In essence, then, meat both dries out as it cooks (meat fibers lose moisture) and becomes softer (the collagen melts). That is why (depending on the cut) meat is best either when cooked rare or pot-roasted—cooked to the point at which the collagen dissolves completely. Anything in between is dry and tough, the worst of both worlds.

Time and Temperature

This brings us to why braising is an effective cooking technique for tough cuts of meat. To determine the relative advantages of roasting, braising, and boiling, we constructed a simple test. One roast was cooked in a 250-degree oven, one was braised, and one was simmered in enough liquid to cover it. The results were startling. The dry-cooked roast never reached an internal temperature of more than 175 degrees, even after four hours, and the meat was tough and dry. To our great surprise, both the braised and boiled roasts cooked in about the same amount of time, and the results were almost identical. Cutting the roasts in half revealed little difference—both exhibited nearly full melting of the thick bands of connective tissue. As far as the taste and texture of the meat, tasters were hard pressed to find any substantial differences between the two. Both roasts yielded meat that was exceedingly tender, moist, and infused with rich gelatin.

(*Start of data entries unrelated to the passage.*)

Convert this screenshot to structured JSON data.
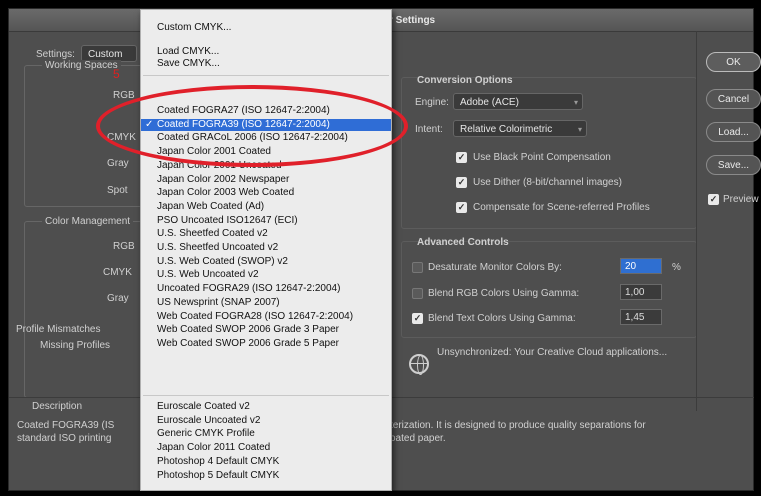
{
  "window": {
    "title_fragment": "r Settings"
  },
  "left": {
    "settings_label": "Settings:",
    "settings_value": "Custom",
    "working_spaces_header": "Working Spaces",
    "ws_rows": [
      {
        "label": "RGB"
      },
      {
        "label": "CMYK"
      },
      {
        "label": "Gray"
      },
      {
        "label": "Spot"
      }
    ],
    "color_mgmt_header": "Color Management",
    "cm_rows": [
      {
        "label": "RGB"
      },
      {
        "label": "CMYK"
      },
      {
        "label": "Gray"
      }
    ],
    "profile_mismatches": "Profile Mismatches",
    "missing_profiles": "Missing Profiles"
  },
  "cursor_mark": "5",
  "conversion": {
    "header": "Conversion Options",
    "engine_label": "Engine:",
    "engine_value": "Adobe (ACE)",
    "intent_label": "Intent:",
    "intent_value": "Relative Colorimetric",
    "black_point": "Use Black Point Compensation",
    "dither": "Use Dither (8-bit/channel images)",
    "scene_ref": "Compensate for Scene-referred Profiles"
  },
  "advanced": {
    "header": "Advanced Controls",
    "desaturate_label": "Desaturate Monitor Colors By:",
    "desaturate_value": "20",
    "desaturate_unit": "%",
    "blend_rgb_label": "Blend RGB Colors Using Gamma:",
    "blend_rgb_value": "1,00",
    "blend_text_label": "Blend Text Colors Using Gamma:",
    "blend_text_value": "1,45"
  },
  "sync_message": "Unsynchronized: Your Creative Cloud applications...",
  "buttons": {
    "ok": "OK",
    "cancel": "Cancel",
    "load": "Load...",
    "save": "Save..."
  },
  "preview_label": "Preview",
  "description": {
    "header": "Description",
    "line1_left": "Coated FOGRA39 (IS",
    "line2_left": "standard ISO printing",
    "line1_right": "cterization. It is designed to produce quality separations for",
    "line2_right": "coated paper."
  },
  "menu": {
    "top_items": [
      "Custom CMYK...",
      "Load CMYK...",
      "Save CMYK..."
    ],
    "profiles": [
      "Coated FOGRA27 (ISO 12647-2:2004)",
      "Coated FOGRA39 (ISO 12647-2:2004)",
      "Coated GRACoL 2006 (ISO 12647-2:2004)",
      "Japan Color 2001 Coated",
      "Japan Color 2001 Uncoated",
      "Japan Color 2002 Newspaper",
      "Japan Color 2003 Web Coated",
      "Japan Web Coated (Ad)",
      "PSO Uncoated ISO12647 (ECI)",
      "U.S. Sheetfed Coated v2",
      "U.S. Sheetfed Uncoated v2",
      "U.S. Web Coated (SWOP) v2",
      "U.S. Web Uncoated v2",
      "Uncoated FOGRA29 (ISO 12647-2:2004)",
      "US Newsprint (SNAP 2007)",
      "Web Coated FOGRA28 (ISO 12647-2:2004)",
      "Web Coated SWOP 2006 Grade 3 Paper",
      "Web Coated SWOP 2006 Grade 5 Paper"
    ],
    "other_profiles": [
      "Euroscale Coated v2",
      "Euroscale Uncoated v2",
      "Generic CMYK Profile",
      "Japan Color 2011 Coated",
      "Photoshop 4 Default CMYK",
      "Photoshop 5 Default CMYK"
    ],
    "selected_index": 1,
    "checkmark": "✓"
  },
  "colors": {
    "annotation": "#e0202a",
    "selection": "#2f6dd6"
  }
}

Dry heat (roasting) is ineffective with tough meat because the meat never gets hot enough to fully melt the collagen. It does not appear that steam heat (braising) enjoys any special ability to soften meat over boiling. Braising has one advantage over simmering or boiling, however—half a pot of liquid reduces to a sauce much faster than a full pot.